CHANGES: Governor Douglas Portrait Unveiled at Vermont Statehouse

By Theodore A. Hoppe

In the beginning of the month the State of Vermont received an early Christmas present, but it didn't have to wait until Christmas morning to take the wrappings off this gift. The gift, of course, is a new addition to the state's art collection, a portrait of Vermont's outgoing governor, Gov. Jim Douglas. The larger than life painting is a splendid likeness of Gov. Douglas. It depicts him in a dark blue suit and red striped tie, an American flag pin on his left lapel, with a beaming smile.

Speaking at a ceremony for the unveiling of the painting, David Schutz, who has been the State Curator since 1986, could not contain his delight about the new portrait, describing it as one of the top five among the several hundred portraits of governors, military heroes and other individuals exhibited in the Statehouse. Schultz added that it is "not just a portrait of a governor, but also a work of art."

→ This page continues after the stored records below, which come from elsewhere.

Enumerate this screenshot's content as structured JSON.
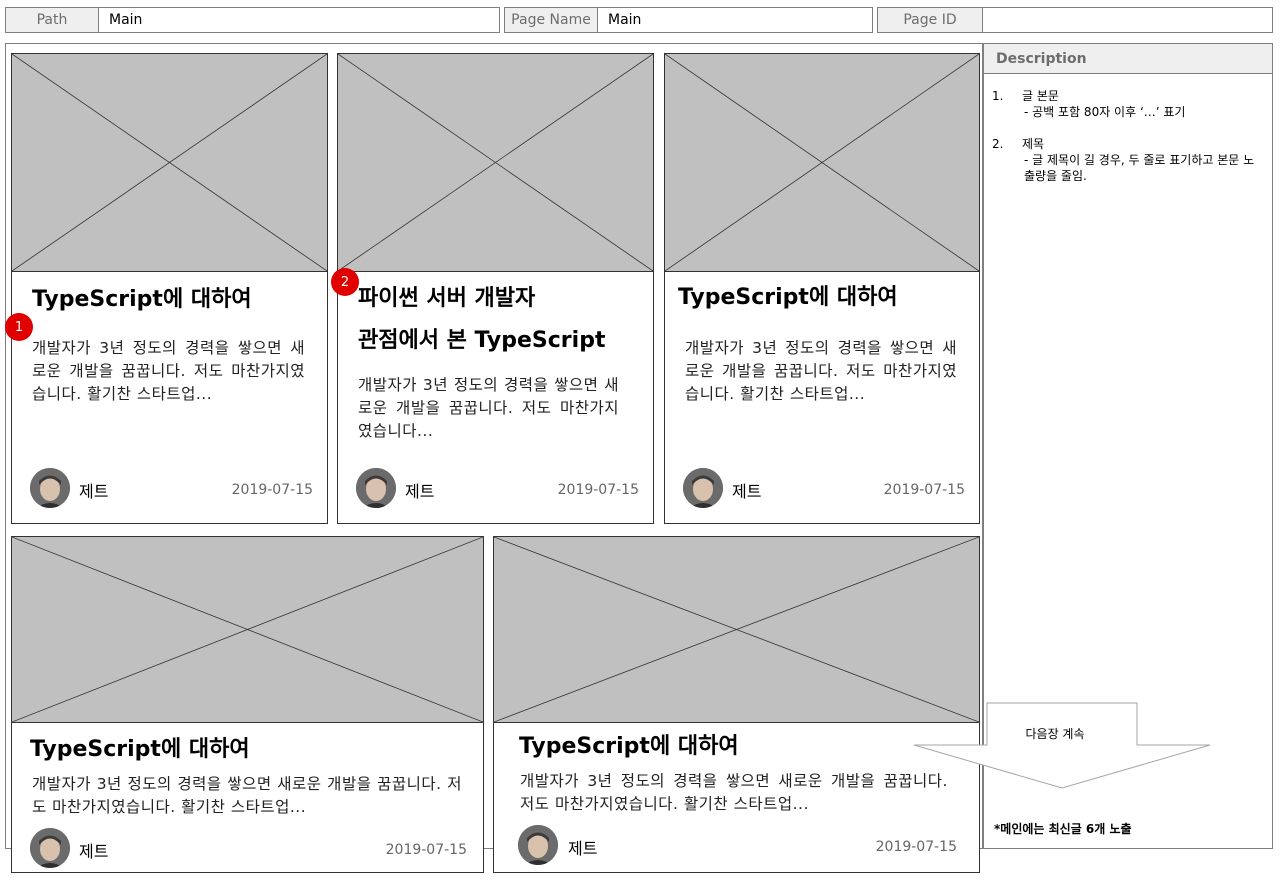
{
  "header": {
    "path_label": "Path",
    "path_value": "Main",
    "page_name_label": "Page Name",
    "page_name_value": "Main",
    "page_id_label": "Page ID",
    "page_id_value": ""
  },
  "cards": [
    {
      "title_lines": [
        "TypeScript에 대하여"
      ],
      "body": "개발자가 3년 정도의 경력을 쌓으면 새로운 개발을 꿈꿉니다. 저도 마찬가지였습니다. 활기찬 스타트업...",
      "author": "제트",
      "date": "2019-07-15"
    },
    {
      "title_lines": [
        "파이썬 서버 개발자",
        "관점에서 본 TypeScript"
      ],
      "body": "개발자가 3년 정도의 경력을 쌓으면 새로운 개발을 꿈꿉니다. 저도 마찬가지였습니다...",
      "author": "제트",
      "date": "2019-07-15"
    },
    {
      "title_lines": [
        "TypeScript에 대하여"
      ],
      "body": "개발자가 3년 정도의 경력을 쌓으면 새로운 개발을 꿈꿉니다. 저도 마찬가지였습니다. 활기찬 스타트업...",
      "author": "제트",
      "date": "2019-07-15"
    },
    {
      "title_lines": [
        "TypeScript에 대하여"
      ],
      "body": "개발자가 3년 정도의 경력을 쌓으면 새로운 개발을 꿈꿉니다. 저도 마찬가지였습니다. 활기찬 스타트업...",
      "author": "제트",
      "date": "2019-07-15"
    },
    {
      "title_lines": [
        "TypeScript에 대하여"
      ],
      "body": "개발자가 3년 정도의 경력을 쌓으면 새로운 개발을 꿈꿉니다. 저도 마찬가지였습니다. 활기찬 스타트업...",
      "author": "제트",
      "date": "2019-07-15"
    }
  ],
  "badges": [
    "1",
    "2"
  ],
  "description": {
    "title": "Description",
    "items": [
      {
        "num": "1.",
        "lines": [
          "글 본문",
          "- 공백 포함 80자 이후 ‘…’ 표기"
        ]
      },
      {
        "num": "2.",
        "lines": [
          "제목",
          "- 글 제목이 길 경우, 두 줄로 표기하고 본문 노출량을 줄임."
        ]
      }
    ],
    "next_label": "다음장 계속",
    "note": "*메인에는 최신글 6개 노출"
  },
  "colors": {
    "badge": "#e00000",
    "placeholder": "#c0c0c0",
    "header_bg": "#efefef"
  },
  "icons": {
    "avatar": "avatar-photo",
    "placeholder": "image-placeholder-x"
  }
}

It should be noted that governors’ portraits are not paid for with public funds. It has been a long-standing tradition that a committee of friends and supporters of a governor generally coordinate the fundraising effort. The Douglas portrait cost about $30,000, similar to that of his predecessor, Democratic Gov. Howard Dean. The artist Gov. Douglas selected to paint his portrait is Vermont artist Kate Gridley. She has previously taught at Middlebury College, and currently lives in Middlebury with her husband and children. Her work includes landscapes and interiors as well as portraits. She has painted portraits of a number of prominent Vermonters, including former Middlebury College President Timothy Light, former Green Mountain College President Thomas Benson and Vermont Law School Dean Max Kempner.

Speaking at the unveiling of the painting, she noted that the portrait is not yet varnished because the oil paint will need a year to cure. This means that the surface of the painting is uneven: parts of it appear dull, parts are shiny, the depth and richness of the colors and the range of dark and light are not fully visible. Gridley described how the task of painting a portrait is complicated, not simply about likeness. It is about layers of paint, but also layers of meaning about who the person is."I hope the painting captures the essence of a man who is as honest as they come," Gridley said. "A man who loves to meet people. A man who enjoys honoring the events and special occasions that take place in towns across this state. I'd hope the governor's sense of humor and the fact that he's both formal and approachable are evident."

Those who have never taken a tour of the Statehouse might not realize just how many portraits hang there. A portrait of George Washington, painted by Massachusetts artist George Gassner, in the style of American portrait artist Gilbert Stuart, was the first piece of art purchased by the State of Vermont. The painting has an interesting past, including the fact that it was rescued from a fire that burned the Vermont Statehouse to the ground a few years after the painting was purchased. There are portraits of other historical figures as well: Vermont’s two U.S. presidents, Chester Alan Arthur and Calvin Coolidge, and Montpelier’s own Admiral George Dewey, posed in a white navel uniform on the bridge of his battleship. Legend has it that no likeness of Vermont's first governor, Thomas Chittenden, was available to the artist, so he worked from a sketch of the governor’s grandson, who, it was assumed, bore a likeness to his grandfather. As Schultz has previously pointed out, “More than just a home for the legislature, the Statehouse is also a museum."

Do stop in to see the new portrait, as well as the others while the Statehouse is decked out with its seasonal decorations.

Here is a video of the unveiling: